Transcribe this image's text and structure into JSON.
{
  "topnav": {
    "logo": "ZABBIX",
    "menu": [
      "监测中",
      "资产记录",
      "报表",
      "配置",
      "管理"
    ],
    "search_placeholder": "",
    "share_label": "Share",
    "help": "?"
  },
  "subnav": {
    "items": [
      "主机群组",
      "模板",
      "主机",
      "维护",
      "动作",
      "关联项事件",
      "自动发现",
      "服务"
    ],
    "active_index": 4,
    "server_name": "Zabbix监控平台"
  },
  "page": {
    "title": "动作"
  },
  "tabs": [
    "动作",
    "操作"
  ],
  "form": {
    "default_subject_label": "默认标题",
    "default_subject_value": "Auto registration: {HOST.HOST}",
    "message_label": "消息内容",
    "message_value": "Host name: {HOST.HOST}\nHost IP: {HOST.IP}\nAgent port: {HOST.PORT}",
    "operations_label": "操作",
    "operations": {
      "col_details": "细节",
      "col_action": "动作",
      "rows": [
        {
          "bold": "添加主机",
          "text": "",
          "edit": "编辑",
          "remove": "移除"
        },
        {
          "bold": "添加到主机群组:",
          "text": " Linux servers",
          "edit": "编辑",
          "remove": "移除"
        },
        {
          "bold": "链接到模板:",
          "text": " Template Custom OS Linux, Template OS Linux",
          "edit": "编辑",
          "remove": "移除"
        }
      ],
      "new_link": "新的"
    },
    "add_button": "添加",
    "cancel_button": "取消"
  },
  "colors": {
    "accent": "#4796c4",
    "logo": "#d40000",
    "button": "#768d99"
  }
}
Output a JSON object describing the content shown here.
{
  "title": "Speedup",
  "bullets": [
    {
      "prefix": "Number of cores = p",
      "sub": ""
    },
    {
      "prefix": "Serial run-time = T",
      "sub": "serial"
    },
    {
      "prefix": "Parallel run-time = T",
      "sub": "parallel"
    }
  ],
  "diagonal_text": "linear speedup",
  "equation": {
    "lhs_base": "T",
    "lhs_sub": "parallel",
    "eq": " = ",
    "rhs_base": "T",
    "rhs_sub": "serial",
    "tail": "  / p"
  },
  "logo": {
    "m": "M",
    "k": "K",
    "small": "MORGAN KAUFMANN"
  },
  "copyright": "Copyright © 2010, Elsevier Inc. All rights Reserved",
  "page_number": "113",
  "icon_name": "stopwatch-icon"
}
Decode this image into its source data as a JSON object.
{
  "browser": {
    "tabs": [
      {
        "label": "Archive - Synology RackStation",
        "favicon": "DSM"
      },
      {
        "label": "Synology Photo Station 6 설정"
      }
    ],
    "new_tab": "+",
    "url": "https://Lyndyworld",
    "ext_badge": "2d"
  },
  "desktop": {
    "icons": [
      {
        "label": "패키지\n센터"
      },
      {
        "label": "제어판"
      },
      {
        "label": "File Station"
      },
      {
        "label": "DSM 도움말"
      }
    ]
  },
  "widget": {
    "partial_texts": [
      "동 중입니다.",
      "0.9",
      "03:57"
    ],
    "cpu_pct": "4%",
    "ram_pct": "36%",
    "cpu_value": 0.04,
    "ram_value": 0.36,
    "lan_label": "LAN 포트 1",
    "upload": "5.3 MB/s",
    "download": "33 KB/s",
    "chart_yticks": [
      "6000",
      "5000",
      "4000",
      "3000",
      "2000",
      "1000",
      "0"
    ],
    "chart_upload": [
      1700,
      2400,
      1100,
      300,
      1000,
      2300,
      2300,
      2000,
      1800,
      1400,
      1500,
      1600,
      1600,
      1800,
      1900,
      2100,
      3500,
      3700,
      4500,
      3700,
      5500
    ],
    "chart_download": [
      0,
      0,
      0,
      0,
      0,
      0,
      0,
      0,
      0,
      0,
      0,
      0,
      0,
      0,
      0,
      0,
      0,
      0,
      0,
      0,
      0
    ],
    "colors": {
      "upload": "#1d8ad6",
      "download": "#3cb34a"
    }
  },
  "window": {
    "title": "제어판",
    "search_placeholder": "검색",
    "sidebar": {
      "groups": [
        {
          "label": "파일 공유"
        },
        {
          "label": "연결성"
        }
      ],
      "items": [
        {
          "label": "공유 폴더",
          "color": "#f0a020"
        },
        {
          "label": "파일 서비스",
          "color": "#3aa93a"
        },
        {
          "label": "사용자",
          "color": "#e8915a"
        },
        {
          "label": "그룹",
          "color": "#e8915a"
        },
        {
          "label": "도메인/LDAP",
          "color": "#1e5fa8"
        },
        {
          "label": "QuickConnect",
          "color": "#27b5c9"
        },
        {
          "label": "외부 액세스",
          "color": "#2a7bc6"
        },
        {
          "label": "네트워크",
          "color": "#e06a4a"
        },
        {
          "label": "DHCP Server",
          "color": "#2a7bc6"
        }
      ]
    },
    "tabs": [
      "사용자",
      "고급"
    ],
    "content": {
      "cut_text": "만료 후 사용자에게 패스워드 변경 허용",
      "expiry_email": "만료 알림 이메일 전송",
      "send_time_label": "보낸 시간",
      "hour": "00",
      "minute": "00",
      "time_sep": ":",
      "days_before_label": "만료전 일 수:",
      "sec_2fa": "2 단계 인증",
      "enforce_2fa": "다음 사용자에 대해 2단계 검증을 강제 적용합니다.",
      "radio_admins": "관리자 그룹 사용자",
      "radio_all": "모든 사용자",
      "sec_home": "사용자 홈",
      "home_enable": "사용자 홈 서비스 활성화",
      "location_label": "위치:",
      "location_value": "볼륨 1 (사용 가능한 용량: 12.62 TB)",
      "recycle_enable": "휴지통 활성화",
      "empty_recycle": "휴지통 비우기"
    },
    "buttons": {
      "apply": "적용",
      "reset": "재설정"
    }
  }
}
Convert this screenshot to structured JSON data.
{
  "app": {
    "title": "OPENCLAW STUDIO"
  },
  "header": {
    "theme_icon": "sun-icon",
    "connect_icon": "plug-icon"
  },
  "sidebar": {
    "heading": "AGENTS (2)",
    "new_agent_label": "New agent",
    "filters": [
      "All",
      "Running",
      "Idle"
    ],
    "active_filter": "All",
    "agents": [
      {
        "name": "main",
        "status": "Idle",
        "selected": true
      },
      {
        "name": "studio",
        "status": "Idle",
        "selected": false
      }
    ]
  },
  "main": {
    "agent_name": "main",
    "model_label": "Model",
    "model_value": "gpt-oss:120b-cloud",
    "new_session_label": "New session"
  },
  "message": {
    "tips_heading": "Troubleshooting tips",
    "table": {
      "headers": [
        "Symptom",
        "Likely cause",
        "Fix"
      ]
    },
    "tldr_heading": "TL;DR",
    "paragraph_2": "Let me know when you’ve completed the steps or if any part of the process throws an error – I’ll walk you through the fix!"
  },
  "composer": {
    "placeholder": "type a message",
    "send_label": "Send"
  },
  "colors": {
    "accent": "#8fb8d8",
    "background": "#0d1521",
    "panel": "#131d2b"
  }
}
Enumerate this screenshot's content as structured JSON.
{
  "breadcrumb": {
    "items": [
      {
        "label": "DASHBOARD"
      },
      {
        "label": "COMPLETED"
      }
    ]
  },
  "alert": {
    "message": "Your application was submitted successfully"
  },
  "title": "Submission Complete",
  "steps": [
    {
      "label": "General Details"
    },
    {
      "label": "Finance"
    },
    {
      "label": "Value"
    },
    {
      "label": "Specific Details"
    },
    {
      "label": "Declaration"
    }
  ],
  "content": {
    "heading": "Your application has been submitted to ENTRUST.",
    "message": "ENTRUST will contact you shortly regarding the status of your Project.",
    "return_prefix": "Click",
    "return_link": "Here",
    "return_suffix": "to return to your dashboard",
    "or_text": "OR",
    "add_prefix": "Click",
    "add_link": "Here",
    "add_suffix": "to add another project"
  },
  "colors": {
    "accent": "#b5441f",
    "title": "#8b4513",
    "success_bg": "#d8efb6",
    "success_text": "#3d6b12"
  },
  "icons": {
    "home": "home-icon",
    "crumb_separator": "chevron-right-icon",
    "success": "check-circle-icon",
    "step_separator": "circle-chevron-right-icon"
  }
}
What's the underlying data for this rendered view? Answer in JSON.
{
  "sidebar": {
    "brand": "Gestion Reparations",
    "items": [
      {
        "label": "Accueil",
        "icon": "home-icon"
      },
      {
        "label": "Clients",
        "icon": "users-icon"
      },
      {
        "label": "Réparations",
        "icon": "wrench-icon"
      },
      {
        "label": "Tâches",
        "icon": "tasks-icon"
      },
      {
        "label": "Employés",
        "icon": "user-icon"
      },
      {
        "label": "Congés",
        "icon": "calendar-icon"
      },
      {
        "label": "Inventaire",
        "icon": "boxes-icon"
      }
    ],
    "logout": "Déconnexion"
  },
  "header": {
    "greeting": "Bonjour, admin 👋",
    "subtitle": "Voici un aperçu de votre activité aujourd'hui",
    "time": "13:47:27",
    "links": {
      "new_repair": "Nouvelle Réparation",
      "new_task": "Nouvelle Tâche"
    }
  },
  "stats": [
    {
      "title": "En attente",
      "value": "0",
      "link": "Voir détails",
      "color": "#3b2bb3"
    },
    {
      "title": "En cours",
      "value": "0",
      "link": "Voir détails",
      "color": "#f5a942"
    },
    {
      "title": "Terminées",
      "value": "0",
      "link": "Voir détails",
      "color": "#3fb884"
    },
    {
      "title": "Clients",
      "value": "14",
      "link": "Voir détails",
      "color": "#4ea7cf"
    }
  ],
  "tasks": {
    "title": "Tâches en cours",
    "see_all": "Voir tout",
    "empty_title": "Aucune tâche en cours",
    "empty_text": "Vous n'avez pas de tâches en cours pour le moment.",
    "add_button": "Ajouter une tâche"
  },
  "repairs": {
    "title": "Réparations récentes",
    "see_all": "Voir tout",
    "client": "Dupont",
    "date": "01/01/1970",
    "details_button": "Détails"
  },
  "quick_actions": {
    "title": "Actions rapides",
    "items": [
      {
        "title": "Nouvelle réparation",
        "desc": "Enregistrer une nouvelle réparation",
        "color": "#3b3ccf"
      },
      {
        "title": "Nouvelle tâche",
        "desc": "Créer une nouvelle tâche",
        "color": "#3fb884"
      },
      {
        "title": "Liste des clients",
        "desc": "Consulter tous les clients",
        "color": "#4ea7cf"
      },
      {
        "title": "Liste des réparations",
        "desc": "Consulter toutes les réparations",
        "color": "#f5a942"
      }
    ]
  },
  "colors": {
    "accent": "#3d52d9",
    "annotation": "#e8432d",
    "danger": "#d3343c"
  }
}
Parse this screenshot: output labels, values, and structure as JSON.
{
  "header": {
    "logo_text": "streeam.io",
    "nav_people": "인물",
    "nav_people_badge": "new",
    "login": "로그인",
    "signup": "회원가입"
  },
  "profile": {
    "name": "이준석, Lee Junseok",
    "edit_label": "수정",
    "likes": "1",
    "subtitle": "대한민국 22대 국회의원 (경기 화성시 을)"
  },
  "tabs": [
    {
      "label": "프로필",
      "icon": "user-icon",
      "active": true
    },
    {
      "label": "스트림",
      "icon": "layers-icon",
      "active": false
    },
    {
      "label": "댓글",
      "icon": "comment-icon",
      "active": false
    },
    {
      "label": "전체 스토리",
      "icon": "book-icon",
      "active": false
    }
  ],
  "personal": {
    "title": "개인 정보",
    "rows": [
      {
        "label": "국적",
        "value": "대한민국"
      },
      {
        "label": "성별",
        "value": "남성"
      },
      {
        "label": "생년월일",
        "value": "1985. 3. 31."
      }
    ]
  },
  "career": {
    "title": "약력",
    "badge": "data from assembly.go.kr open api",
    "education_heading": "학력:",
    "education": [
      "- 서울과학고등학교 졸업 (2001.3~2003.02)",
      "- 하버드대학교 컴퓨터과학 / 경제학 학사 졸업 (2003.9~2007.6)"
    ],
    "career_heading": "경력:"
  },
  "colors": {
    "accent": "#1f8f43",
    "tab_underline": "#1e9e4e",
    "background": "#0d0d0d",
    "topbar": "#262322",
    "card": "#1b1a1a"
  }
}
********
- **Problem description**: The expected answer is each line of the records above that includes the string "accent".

- **Finished exercise**:
    "accent": "#4796c4",
    "accent": "#8fb8d8",
    "accent": "#b5441f",
    "accent": "#3d52d9",
    "accent": "#1f8f43",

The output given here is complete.